Given data.

################

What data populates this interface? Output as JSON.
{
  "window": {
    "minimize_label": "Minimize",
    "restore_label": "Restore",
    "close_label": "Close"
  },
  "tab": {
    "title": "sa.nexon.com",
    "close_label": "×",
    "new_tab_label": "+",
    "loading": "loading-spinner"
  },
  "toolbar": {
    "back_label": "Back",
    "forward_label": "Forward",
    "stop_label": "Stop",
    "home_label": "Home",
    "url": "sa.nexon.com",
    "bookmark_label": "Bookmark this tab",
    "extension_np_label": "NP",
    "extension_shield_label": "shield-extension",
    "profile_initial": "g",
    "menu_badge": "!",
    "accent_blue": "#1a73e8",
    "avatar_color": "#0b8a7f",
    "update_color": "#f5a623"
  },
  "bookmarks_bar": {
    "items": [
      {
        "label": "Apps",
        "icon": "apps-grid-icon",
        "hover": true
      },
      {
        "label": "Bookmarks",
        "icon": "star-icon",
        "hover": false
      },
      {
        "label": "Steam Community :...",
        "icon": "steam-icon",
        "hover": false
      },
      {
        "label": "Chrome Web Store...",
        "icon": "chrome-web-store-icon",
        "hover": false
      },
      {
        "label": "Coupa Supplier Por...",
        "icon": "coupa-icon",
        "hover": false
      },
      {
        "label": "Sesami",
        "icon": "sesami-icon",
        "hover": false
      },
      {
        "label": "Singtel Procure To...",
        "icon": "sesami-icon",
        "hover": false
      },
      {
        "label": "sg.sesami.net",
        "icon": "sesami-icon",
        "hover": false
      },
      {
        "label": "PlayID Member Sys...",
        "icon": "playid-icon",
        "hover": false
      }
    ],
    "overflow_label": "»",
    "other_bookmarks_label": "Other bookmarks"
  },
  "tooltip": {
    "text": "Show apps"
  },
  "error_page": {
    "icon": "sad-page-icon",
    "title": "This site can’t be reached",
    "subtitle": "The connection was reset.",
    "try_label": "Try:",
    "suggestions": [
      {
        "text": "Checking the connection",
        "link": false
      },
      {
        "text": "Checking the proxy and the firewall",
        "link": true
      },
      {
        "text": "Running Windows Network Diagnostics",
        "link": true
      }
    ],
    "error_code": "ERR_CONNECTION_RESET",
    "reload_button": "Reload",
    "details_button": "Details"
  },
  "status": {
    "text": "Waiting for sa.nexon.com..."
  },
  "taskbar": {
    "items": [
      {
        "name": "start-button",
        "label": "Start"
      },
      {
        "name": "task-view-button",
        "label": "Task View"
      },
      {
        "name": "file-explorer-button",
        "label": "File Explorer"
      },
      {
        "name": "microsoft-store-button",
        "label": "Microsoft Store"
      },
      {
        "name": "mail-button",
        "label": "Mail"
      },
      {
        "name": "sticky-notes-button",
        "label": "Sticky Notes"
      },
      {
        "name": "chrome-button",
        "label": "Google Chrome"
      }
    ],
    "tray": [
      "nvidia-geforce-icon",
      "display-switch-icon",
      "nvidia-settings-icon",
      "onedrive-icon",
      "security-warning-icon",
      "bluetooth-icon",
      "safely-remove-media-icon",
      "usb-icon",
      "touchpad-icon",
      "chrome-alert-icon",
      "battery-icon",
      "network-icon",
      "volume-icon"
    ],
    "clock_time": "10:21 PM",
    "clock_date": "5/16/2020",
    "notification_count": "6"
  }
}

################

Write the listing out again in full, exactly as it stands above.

Written answer.
What data populates this interface? Output as JSON.
{
  "window": {
    "minimize_label": "Minimize",
    "restore_label": "Restore",
    "close_label": "Close"
  },
  "tab": {
    "title": "sa.nexon.com",
    "close_label": "×",
    "new_tab_label": "+",
    "loading": "loading-spinner"
  },
  "toolbar": {
    "back_label": "Back",
    "forward_label": "Forward",
    "stop_label": "Stop",
    "home_label": "Home",
    "url": "sa.nexon.com",
    "bookmark_label": "Bookmark this tab",
    "extension_np_label": "NP",
    "extension_shield_label": "shield-extension",
    "profile_initial": "g",
    "menu_badge": "!",
    "accent_blue": "#1a73e8",
    "avatar_color": "#0b8a7f",
    "update_color": "#f5a623"
  },
  "bookmarks_bar": {
    "items": [
      {
        "label": "Apps",
        "icon": "apps-grid-icon",
        "hover": true
      },
      {
        "label": "Bookmarks",
        "icon": "star-icon",
        "hover": false
      },
      {
        "label": "Steam Community :...",
        "icon": "steam-icon",
        "hover": false
      },
      {
        "label": "Chrome Web Store...",
        "icon": "chrome-web-store-icon",
        "hover": false
      },
      {
        "label": "Coupa Supplier Por...",
        "icon": "coupa-icon",
        "hover": false
      },
      {
        "label": "Sesami",
        "icon": "sesami-icon",
        "hover": false
      },
      {
        "label": "Singtel Procure To...",
        "icon": "sesami-icon",
        "hover": false
      },
      {
        "label": "sg.sesami.net",
        "icon": "sesami-icon",
        "hover": false
      },
      {
        "label": "PlayID Member Sys...",
        "icon": "playid-icon",
        "hover": false
      }
    ],
    "overflow_label": "»",
    "other_bookmarks_label": "Other bookmarks"
  },
  "tooltip": {
    "text": "Show apps"
  },
  "error_page": {
    "icon": "sad-page-icon",
    "title": "This site can’t be reached",
    "subtitle": "The connection was reset.",
    "try_label": "Try:",
    "suggestions": [
      {
        "text": "Checking the connection",
        "link": false
      },
      {
        "text": "Checking the proxy and the firewall",
        "link": true
      },
      {
        "text": "Running Windows Network Diagnostics",
        "link": true
      }
    ],
    "error_code": "ERR_CONNECTION_RESET",
    "reload_button": "Reload",
    "details_button": "Details"
  },
  "status": {
    "text": "Waiting for sa.nexon.com..."
  },
  "taskbar": {
    "items": [
      {
        "name": "start-button",
        "label": "Start"
      },
      {
        "name": "task-view-button",
        "label": "Task View"
      },
      {
        "name": "file-explorer-button",
        "label": "File Explorer"
      },
      {
        "name": "microsoft-store-button",
        "label": "Microsoft Store"
      },
      {
        "name": "mail-button",
        "label": "Mail"
      },
      {
        "name": "sticky-notes-button",
        "label": "Sticky Notes"
      },
      {
        "name": "chrome-button",
        "label": "Google Chrome"
      }
    ],
    "tray": [
      "nvidia-geforce-icon",
      "display-switch-icon",
      "nvidia-settings-icon",
      "onedrive-icon",
      "security-warning-icon",
      "bluetooth-icon",
      "safely-remove-media-icon",
      "usb-icon",
      "touchpad-icon",
      "chrome-alert-icon",
      "battery-icon",
      "network-icon",
      "volume-icon"
    ],
    "clock_time": "10:21 PM",
    "clock_date": "5/16/2020",
    "notification_count": "6"
  }
}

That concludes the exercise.